George Osborne, the Chancellor, signalled the largest overhaul of Sunday trading laws for 20 years in last month’s Budget. Announcing proposals to devolve decisions about trading hours in England and Wales to councils and elected mayors, he predicted that the change would result in a major boost to the economy.

In a consultation document, the Government suggests that Sunday opening could vary in different parts of towns and cities. It says councils and mayors could “choose to allow longer Sunday trading in specific localities where they want to grow their economy or attract more shopper footfall, in support of their local economic development strategies”.

The Government said the initiative was designed to build on policies to support high street retailers, including cuts in business rates for small shops and ending “over-zealous” parking practices.

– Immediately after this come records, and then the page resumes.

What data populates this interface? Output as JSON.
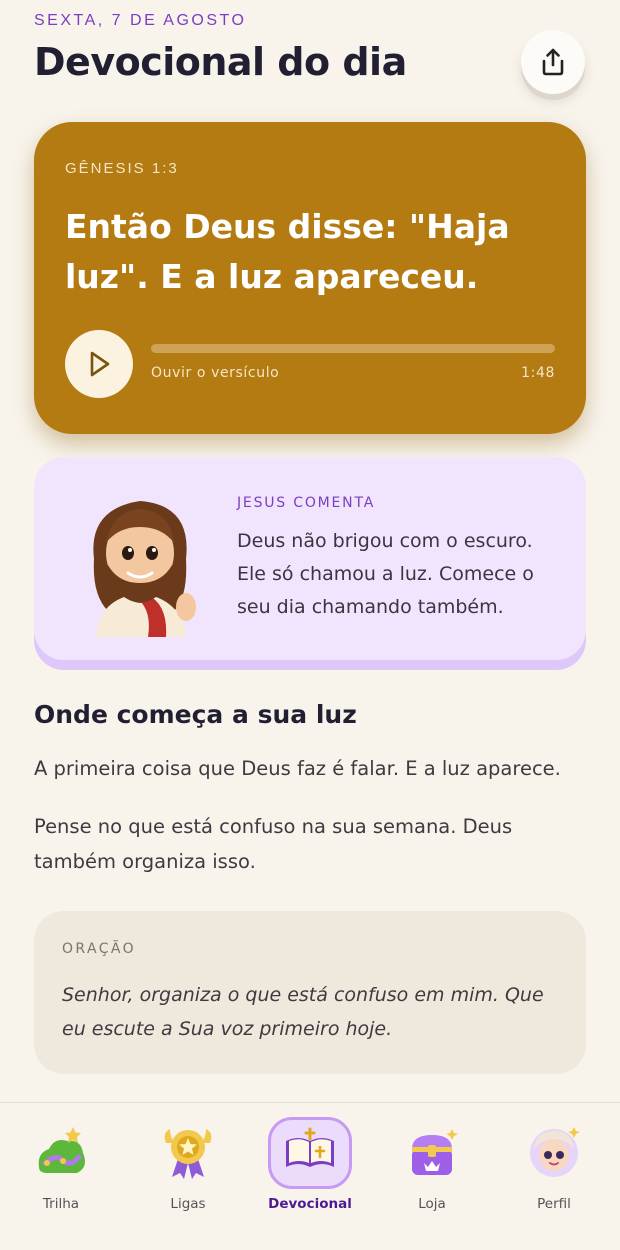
{
  "header": {
    "date": "SEXTA, 7 DE AGOSTO",
    "title": "Devocional do dia",
    "share_icon": "share-icon"
  },
  "verse": {
    "reference": "GÊNESIS 1:3",
    "text": "Então Deus disse: \"Haja luz\". E a luz apareceu.",
    "audio_label": "Ouvir o versículo",
    "duration": "1:48",
    "progress": 0,
    "play_icon": "play-icon"
  },
  "comment": {
    "label": "JESUS COMENTA",
    "text": "Deus não brigou com o escuro. Ele só chamou a luz. Comece o seu dia chamando também.",
    "avatar_icon": "jesus-avatar"
  },
  "reflection": {
    "title": "Onde começa a sua luz",
    "paragraphs": [
      "A primeira coisa que Deus faz é falar. E a luz aparece.",
      "Pense no que está confuso na sua semana. Deus também organiza isso."
    ]
  },
  "prayer": {
    "label": "ORAÇÃO",
    "text": "Senhor, organiza o que está confuso em mim. Que eu escute a Sua voz primeiro hoje."
  },
  "nav": {
    "active": "Devocional",
    "items": [
      {
        "label": "Trilha",
        "icon": "trail-icon"
      },
      {
        "label": "Ligas",
        "icon": "medal-icon"
      },
      {
        "label": "Devocional",
        "icon": "bible-icon"
      },
      {
        "label": "Loja",
        "icon": "chest-icon"
      },
      {
        "label": "Perfil",
        "icon": "profile-icon"
      }
    ]
  },
  "colors": {
    "accent": "#7a3ec4",
    "verse_card": "#b47b12",
    "comment_card": "#f1e5fd",
    "prayer_card": "#efe8dc",
    "background": "#f8f4ec"
  }
}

Larger retailers are currently only allowed to trade for six hours between 10am and 6pm on Sundays, although shops with less than 3,000sq ft of floor space can open all day.

Ministers have suggested sweeping away the restrictions if the move is favoured by local council leaders.

They have cited research which suggests extending Sunday trading by two hours in London would create nearly 3,000 jobs in the capital, and generate more than £200m a year in extra income.

But union leaders have vowed to campaign against longer opening hours and Labour leadership candidates Andy Burnham, Yvette Cooper and Jeremy Corbyn have condemned the planned liberalisation.

Consultation on the moves, which will be included in an Enterprise Bill in the autumn, will last until 16 September.

They do not apply to Scotland, where trading laws are devolved to Holyrood.